Todd: I really wasn't thinking so much of the service this past week. The intro was a little lengthy, but didn't have the same kinds of problems I've noticed almost everywhere else, especially in presbyterian services

I'm mostly concerned about the super fencing of the Table with all sorts of warnings and calls to self-examination. The other problem is that when two or more ministers are officiating in a service often the one doing the intro to the Table feels the need to have his own little sermon before communion. That happens a lot in "tag team" liturgical leadership.

But honestly my post was not meant as a critique of last Sunday evening's service, which I thought was one of the better Reformation day services we've had in MO presbytery in many years.

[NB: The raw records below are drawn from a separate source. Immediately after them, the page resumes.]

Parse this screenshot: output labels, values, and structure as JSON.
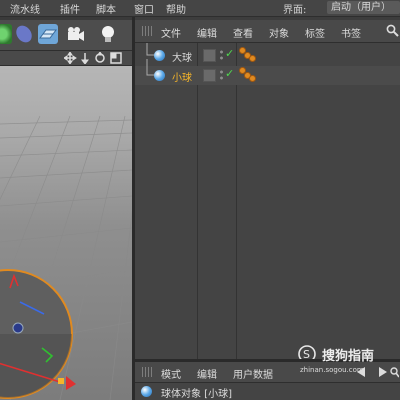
{
  "menubar": {
    "items": [
      "流水线",
      "插件",
      "脚本",
      "窗口",
      "帮助"
    ],
    "layout_label": "界面:",
    "layout_value": "启动（用户）"
  },
  "object_manager": {
    "menu": [
      "文件",
      "编辑",
      "查看",
      "对象",
      "标签",
      "书签"
    ],
    "objects": [
      {
        "name": "大球",
        "color": "#d8d8d8"
      },
      {
        "name": "小球",
        "color": "#f5b52a"
      }
    ]
  },
  "attribute_manager": {
    "menu": [
      "模式",
      "编辑",
      "用户数据"
    ],
    "title": "球体对象 [小球]"
  },
  "watermark": {
    "brand": "搜狗指南",
    "url": "zhinan.sogou.com"
  },
  "colors": {
    "accent_selected": "#f5b52a",
    "check": "#4fd64f",
    "tag": "#e08a20"
  }
}
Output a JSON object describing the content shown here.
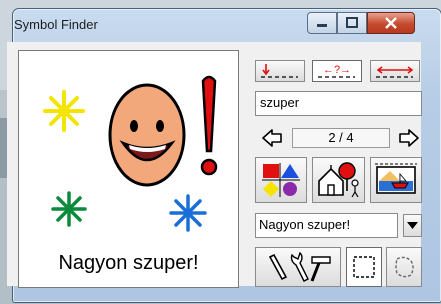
{
  "window": {
    "title": "Symbol Finder"
  },
  "canvas": {
    "caption": "Nagyon szuper!"
  },
  "search": {
    "value": "szuper"
  },
  "navigation": {
    "counter": "2 / 4"
  },
  "meaning_select": {
    "selected": "Nagyon szuper!"
  },
  "mode_buttons": {
    "left": "↓",
    "middle": "↔?↔",
    "right": "⟷"
  },
  "colors": {
    "accent_red": "#e01010",
    "star_yellow": "#f4e400",
    "star_green": "#0a8a3a",
    "star_blue": "#1a6ed8",
    "face": "#f2a87a"
  }
}
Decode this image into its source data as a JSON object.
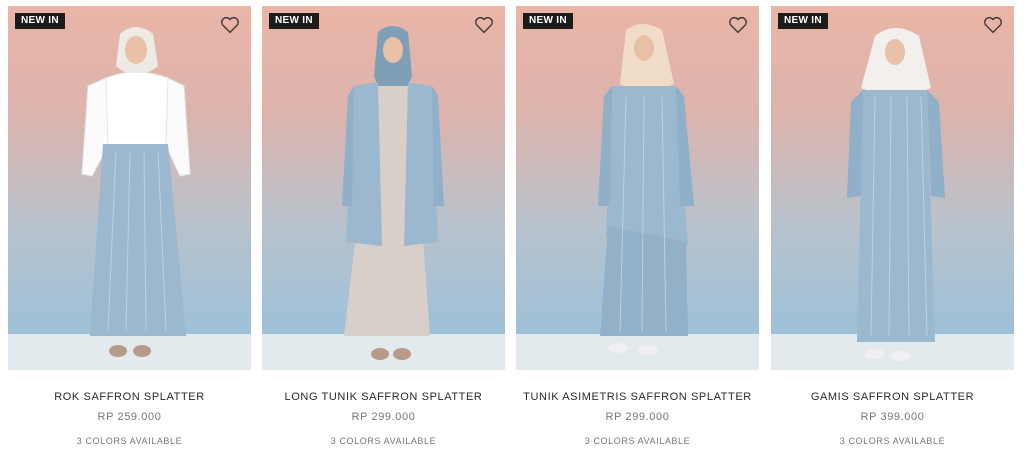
{
  "products": [
    {
      "badge": "NEW IN",
      "name": "ROK SAFFRON SPLATTER",
      "price": "RP 259.000",
      "colors": "3 COLORS AVAILABLE"
    },
    {
      "badge": "NEW IN",
      "name": "LONG TUNIK SAFFRON SPLATTER",
      "price": "RP 299.000",
      "colors": "3 COLORS AVAILABLE"
    },
    {
      "badge": "NEW IN",
      "name": "TUNIK ASIMETRIS SAFFRON SPLATTER",
      "price": "RP 299.000",
      "colors": "3 COLORS AVAILABLE"
    },
    {
      "badge": "NEW IN",
      "name": "GAMIS SAFFRON SPLATTER",
      "price": "RP 399.000",
      "colors": "3 COLORS AVAILABLE"
    }
  ],
  "icons": {
    "wishlist": "heart-outline-icon"
  },
  "colors": {
    "badge_bg": "#1c1c1c",
    "fabric_blue": "#9bb8cf",
    "backdrop_top": "#e9b5a7",
    "backdrop_bottom": "#9fc1d8"
  }
}
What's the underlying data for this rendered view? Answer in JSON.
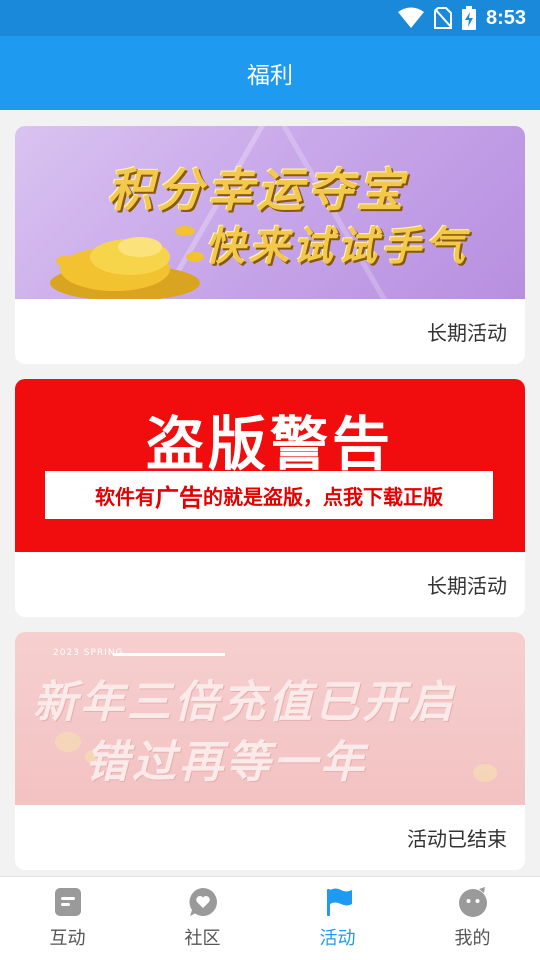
{
  "status_bar": {
    "time": "8:53",
    "icons": [
      "wifi-icon",
      "no-sim-icon",
      "battery-charging-icon"
    ]
  },
  "header": {
    "title": "福利"
  },
  "cards": [
    {
      "banner_line1": "积分幸运夺宝",
      "banner_line2": "快来试试手气",
      "status": "长期活动"
    },
    {
      "banner_title": "盗版警告",
      "banner_sub_a": "软件有",
      "banner_sub_hl": "广告",
      "banner_sub_b": "的就是盗版，点我下载正版",
      "status": "长期活动"
    },
    {
      "banner_tag": "2023 SPRING",
      "banner_line1": "新年三倍充值已开启",
      "banner_line2": "错过再等一年",
      "status": "活动已结束"
    }
  ],
  "bottom_nav": [
    {
      "label": "互动",
      "icon": "interaction-icon",
      "active": false
    },
    {
      "label": "社区",
      "icon": "community-icon",
      "active": false
    },
    {
      "label": "活动",
      "icon": "flag-icon",
      "active": true
    },
    {
      "label": "我的",
      "icon": "profile-icon",
      "active": false
    }
  ],
  "colors": {
    "header": "#1e9bf0",
    "status_bar": "#1a89d9",
    "active": "#1e9bf0",
    "inactive_icon": "#9a9a9a"
  }
}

Jeff Meyers said...

John: You are spot on correct about that. Ministers talk and explain way too much in our services. Let's worship, not talk about worship.

Valerie (Kyriosity) said...

But when does instruction happen if not during the service? Yes, we could make folks come early or stay late for a liturgy lesson, but explaining along the way (as you rise up, sit down, etc., to borrow a verse out of context), especially when there's been a change, seems the way to go. I noticed that this past Sunday, when we had a visitor my pastor knew was not at all used to liturgical worship, he did a bit more explaining for her benefit (and I did a bit of whispering, since she was sitting next to me). Since visitors in particular are going to need a little extra help understanding what's going on, the explanation serves as a bit of translating of what will be to many a foreign liturgical language.

Jeff Meyers said...

I'm all for educating people. But it can't happen all the time. There are all sorts of places and venues to do this - Sunday School, evening church, DVDs, CDs, mp3s, pamphets, articles, conversations, books, etc. To explain things every Sunday because there's a visitor is overkill.

I went to an Episcopal church last Sunday where the liturgy was not readily accessible. I made it through. They even chanted Psalm 90. Amazing. It wasn't strong, but it was chanted. No one stopped to explain it. We just did it. I picked it up after a few lines. T

he amount of explaining that NEEDS to be done in Reformed liturgical churches is overrated. A little help from the person sitting next to you AND a well laid-out service bulletin can do everything you need. Reformed people OD on apologetics. We're always worried that everyone knows WHY we do everything we do.

For those who need explanation of WHY we do things, well, they can get that from the pastor himself in their home or with a pamphlet, booklet, book, mp3, etc.

JATB said...

"Reformed people OD on apologetics." What a great quote!

John H said...

@valerie: The liturgy is itself a form of instruction. In my childhood, I learnt more (as a choirboy) about the Christian faith from attending the weekly communion liturgy - saying the Nicene Creed and so on - and evening prayer than I ever learnt from direct, didactic instruction.